• **Task prompt**
Could you filter the data below down to the lines that hold the word "label"?

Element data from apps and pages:
──────────────────────────────

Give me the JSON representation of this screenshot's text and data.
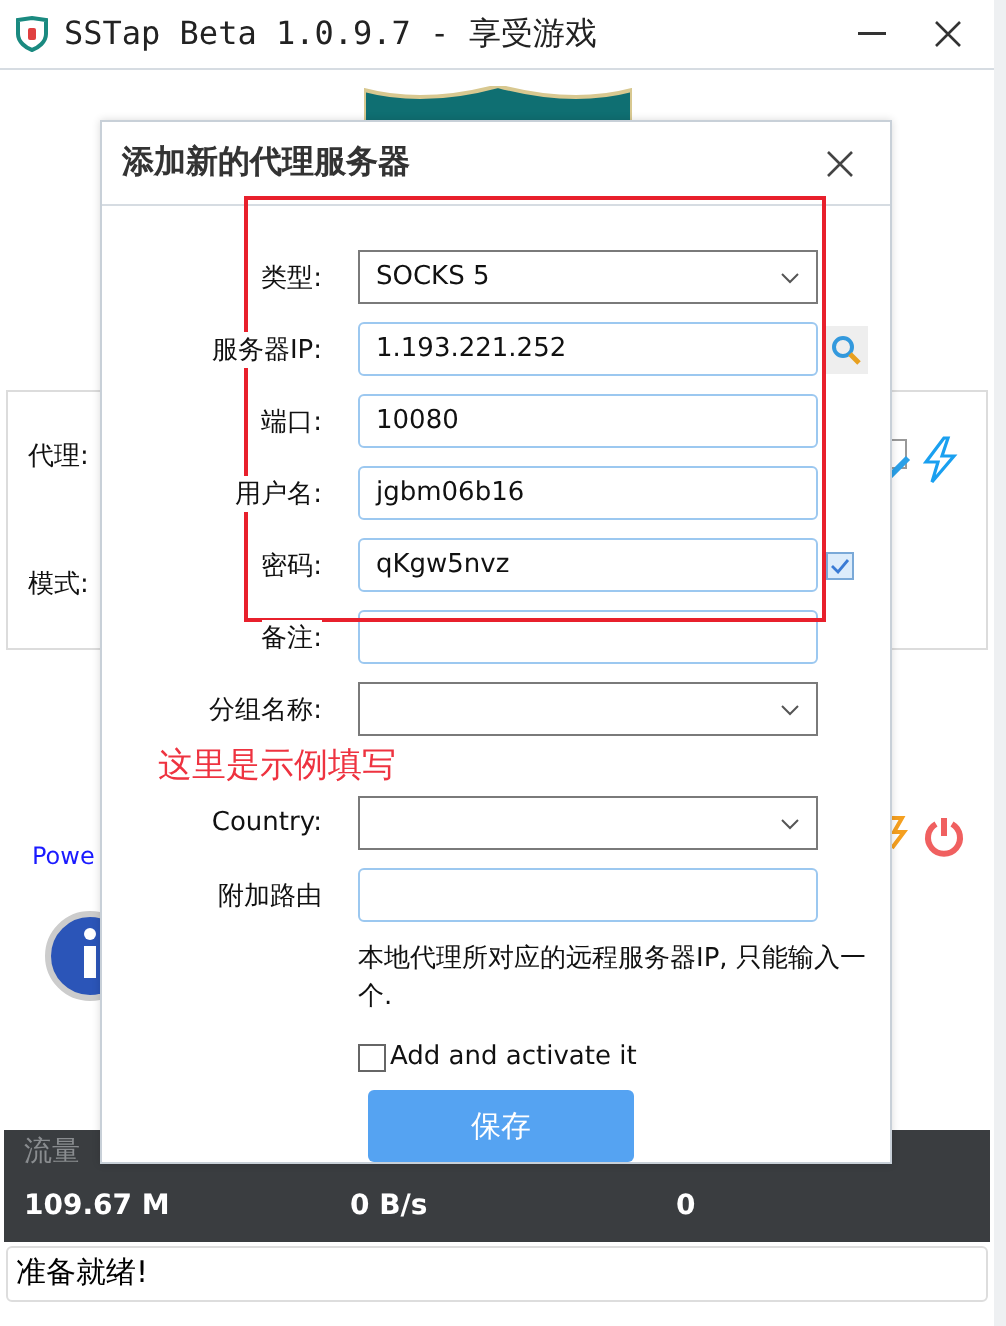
{
  "main_window": {
    "title": "SSTap Beta 1.0.9.7 - 享受游戏",
    "panel": {
      "rows": [
        {
          "label": "代理:"
        },
        {
          "label": "模式:"
        }
      ]
    },
    "power_link": "Powe",
    "stats": {
      "header": "流量",
      "values": [
        "109.67 M",
        "0 B/s",
        "0"
      ]
    },
    "status_bar": "准备就绪!"
  },
  "dialog": {
    "title": "添加新的代理服务器",
    "fields": [
      {
        "kind": "select",
        "label": "类型:",
        "value": "SOCKS 5"
      },
      {
        "kind": "input",
        "label": "服务器IP:",
        "value": "1.193.221.252",
        "search_button": true
      },
      {
        "kind": "input",
        "label": "端口:",
        "value": "10080"
      },
      {
        "kind": "input",
        "label": "用户名:",
        "value": "jgbm06b16"
      },
      {
        "kind": "input",
        "label": "密码:",
        "value": "qKgw5nvz",
        "show_checkbox": {
          "checked": true
        }
      },
      {
        "kind": "input",
        "label": "备注:"
      },
      {
        "kind": "select",
        "label": "分组名称:"
      },
      {
        "kind": "select",
        "label": "Country:"
      },
      {
        "kind": "input",
        "label": "附加路由"
      }
    ],
    "hint": "本地代理所对应的远程服务器IP, 只能输入一个.",
    "activate": {
      "label": "Add and activate it",
      "checked": false
    },
    "save_button": "保存"
  },
  "annotation": {
    "text": "这里是示例填写"
  }
}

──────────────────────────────

• **Answer to this exercise**
          "label": "代理:"
          "label": "模式:"
        "label": "类型:",
        "label": "服务器IP:",
        "label": "端口:",
        "label": "用户名:",
        "label": "密码:",
        "label": "备注:"
        "label": "分组名称:"
        "label": "Country:"
        "label": "附加路由"
      "label": "Add and activate it",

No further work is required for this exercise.